►

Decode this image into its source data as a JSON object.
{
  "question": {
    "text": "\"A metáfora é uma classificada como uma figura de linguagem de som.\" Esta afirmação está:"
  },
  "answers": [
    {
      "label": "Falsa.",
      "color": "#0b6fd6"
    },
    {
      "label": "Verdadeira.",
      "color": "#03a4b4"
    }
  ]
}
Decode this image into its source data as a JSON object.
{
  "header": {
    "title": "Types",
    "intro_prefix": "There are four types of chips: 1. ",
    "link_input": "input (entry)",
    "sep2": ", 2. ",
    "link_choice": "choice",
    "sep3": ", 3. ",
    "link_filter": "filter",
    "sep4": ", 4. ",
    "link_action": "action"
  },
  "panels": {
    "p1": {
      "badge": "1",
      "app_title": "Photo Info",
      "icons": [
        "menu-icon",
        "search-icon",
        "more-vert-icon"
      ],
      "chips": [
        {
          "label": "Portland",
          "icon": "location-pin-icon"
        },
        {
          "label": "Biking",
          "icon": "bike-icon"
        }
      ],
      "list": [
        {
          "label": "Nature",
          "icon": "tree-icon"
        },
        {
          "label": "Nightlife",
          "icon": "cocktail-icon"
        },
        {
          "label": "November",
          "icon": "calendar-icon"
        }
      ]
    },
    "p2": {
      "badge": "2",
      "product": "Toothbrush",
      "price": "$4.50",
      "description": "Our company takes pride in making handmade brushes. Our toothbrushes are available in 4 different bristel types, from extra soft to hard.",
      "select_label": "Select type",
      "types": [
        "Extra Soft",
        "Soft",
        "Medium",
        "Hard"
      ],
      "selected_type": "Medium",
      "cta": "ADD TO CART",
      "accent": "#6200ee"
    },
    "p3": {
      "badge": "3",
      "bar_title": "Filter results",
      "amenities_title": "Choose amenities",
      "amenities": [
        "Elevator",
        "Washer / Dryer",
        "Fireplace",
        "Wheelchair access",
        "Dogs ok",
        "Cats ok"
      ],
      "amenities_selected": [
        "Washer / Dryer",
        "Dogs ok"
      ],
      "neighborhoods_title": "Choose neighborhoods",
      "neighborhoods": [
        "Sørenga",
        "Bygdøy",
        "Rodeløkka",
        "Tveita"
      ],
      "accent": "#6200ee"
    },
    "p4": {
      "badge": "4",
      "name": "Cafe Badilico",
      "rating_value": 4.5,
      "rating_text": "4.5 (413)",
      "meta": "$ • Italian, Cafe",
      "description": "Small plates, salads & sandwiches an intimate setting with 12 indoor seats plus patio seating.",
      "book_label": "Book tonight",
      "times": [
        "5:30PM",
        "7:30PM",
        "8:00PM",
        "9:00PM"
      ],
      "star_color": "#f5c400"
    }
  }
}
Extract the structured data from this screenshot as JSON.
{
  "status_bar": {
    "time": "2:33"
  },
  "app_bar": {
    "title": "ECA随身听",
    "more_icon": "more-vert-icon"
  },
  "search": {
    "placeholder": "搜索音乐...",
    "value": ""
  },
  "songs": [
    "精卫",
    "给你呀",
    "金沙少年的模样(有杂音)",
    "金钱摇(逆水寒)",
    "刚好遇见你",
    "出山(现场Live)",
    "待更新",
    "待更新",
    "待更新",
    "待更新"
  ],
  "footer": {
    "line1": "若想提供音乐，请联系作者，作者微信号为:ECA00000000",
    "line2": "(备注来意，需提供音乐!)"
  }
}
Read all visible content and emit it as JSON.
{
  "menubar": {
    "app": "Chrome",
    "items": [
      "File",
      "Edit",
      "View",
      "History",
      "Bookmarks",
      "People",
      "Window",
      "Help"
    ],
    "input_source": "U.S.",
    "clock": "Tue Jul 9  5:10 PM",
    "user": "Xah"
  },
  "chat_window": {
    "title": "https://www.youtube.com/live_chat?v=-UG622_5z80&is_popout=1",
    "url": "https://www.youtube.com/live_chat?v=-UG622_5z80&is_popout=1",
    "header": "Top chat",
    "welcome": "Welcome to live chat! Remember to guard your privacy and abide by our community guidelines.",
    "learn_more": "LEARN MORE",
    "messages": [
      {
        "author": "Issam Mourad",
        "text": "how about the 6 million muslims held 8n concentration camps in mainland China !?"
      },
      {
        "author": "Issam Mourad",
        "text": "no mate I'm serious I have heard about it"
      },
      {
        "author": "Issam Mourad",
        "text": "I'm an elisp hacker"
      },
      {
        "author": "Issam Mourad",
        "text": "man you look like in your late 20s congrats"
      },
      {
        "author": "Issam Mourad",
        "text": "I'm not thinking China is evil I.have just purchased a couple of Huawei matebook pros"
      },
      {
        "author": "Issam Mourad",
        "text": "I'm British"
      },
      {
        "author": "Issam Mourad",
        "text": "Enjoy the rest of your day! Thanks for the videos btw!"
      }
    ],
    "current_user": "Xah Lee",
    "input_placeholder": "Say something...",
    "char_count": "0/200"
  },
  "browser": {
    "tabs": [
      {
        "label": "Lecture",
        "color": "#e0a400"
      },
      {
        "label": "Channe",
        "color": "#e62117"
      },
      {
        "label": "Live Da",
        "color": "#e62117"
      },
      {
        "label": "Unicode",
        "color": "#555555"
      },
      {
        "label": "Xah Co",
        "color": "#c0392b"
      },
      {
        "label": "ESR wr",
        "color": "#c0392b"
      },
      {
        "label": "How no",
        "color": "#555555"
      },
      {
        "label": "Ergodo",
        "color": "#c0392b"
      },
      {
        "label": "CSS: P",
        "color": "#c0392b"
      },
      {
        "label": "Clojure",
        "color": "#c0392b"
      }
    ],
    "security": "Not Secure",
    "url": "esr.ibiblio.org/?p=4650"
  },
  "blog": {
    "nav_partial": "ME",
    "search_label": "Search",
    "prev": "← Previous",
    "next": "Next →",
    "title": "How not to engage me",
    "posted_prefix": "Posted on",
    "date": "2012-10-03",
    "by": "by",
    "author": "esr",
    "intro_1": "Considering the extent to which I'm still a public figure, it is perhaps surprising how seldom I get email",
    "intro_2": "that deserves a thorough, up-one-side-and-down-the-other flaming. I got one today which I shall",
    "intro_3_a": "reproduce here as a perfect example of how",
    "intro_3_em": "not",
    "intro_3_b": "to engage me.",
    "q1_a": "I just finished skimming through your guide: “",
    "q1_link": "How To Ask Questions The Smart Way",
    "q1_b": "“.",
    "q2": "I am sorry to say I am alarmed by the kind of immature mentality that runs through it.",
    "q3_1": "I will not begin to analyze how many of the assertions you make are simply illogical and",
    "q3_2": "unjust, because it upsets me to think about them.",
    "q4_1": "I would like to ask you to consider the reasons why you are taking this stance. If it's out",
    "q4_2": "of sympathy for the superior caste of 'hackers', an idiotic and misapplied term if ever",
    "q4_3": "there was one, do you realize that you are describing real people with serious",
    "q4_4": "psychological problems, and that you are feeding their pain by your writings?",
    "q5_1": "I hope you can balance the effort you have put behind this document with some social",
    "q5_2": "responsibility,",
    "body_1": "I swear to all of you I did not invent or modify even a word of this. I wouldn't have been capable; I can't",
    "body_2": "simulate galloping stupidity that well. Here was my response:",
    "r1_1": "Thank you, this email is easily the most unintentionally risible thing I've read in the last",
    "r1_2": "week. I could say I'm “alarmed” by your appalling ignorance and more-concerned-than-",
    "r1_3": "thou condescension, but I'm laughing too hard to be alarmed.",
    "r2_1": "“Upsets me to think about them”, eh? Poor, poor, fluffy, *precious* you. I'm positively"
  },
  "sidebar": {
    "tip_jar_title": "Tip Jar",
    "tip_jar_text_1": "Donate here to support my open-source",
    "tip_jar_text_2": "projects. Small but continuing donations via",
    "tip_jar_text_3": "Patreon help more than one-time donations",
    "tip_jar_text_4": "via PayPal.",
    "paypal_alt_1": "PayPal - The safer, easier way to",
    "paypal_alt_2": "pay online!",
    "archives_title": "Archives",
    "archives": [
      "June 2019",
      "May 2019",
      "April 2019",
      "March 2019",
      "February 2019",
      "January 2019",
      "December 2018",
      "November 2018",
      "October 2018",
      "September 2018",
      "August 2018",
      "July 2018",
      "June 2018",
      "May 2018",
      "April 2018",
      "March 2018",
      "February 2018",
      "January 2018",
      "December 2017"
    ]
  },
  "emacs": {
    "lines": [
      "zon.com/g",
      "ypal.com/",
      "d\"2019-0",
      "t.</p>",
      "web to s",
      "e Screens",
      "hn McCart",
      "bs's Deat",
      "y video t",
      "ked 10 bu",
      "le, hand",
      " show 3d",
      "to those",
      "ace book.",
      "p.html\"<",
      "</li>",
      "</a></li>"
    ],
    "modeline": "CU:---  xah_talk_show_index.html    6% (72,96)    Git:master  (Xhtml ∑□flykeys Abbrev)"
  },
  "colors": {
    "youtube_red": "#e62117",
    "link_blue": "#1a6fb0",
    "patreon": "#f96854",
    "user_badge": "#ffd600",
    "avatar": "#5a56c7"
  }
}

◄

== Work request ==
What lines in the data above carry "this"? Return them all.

== Problem solution ==
Decode this image into its source data as a JSON object.
Decode this image into its source data as a JSON object.
Extract the structured data from this screenshot as JSON.
    "q4_1": "I would like to ask you to consider the reasons why you are taking this stance. If it's out",
    "q5_1": "I hope you can balance the effort you have put behind this document with some social",
    "body_1": "I swear to all of you I did not invent or modify even a word of this. I wouldn't have been capable; I can't",
    "r1_1": "Thank you, this email is easily the most unintentionally risible thing I've read in the last",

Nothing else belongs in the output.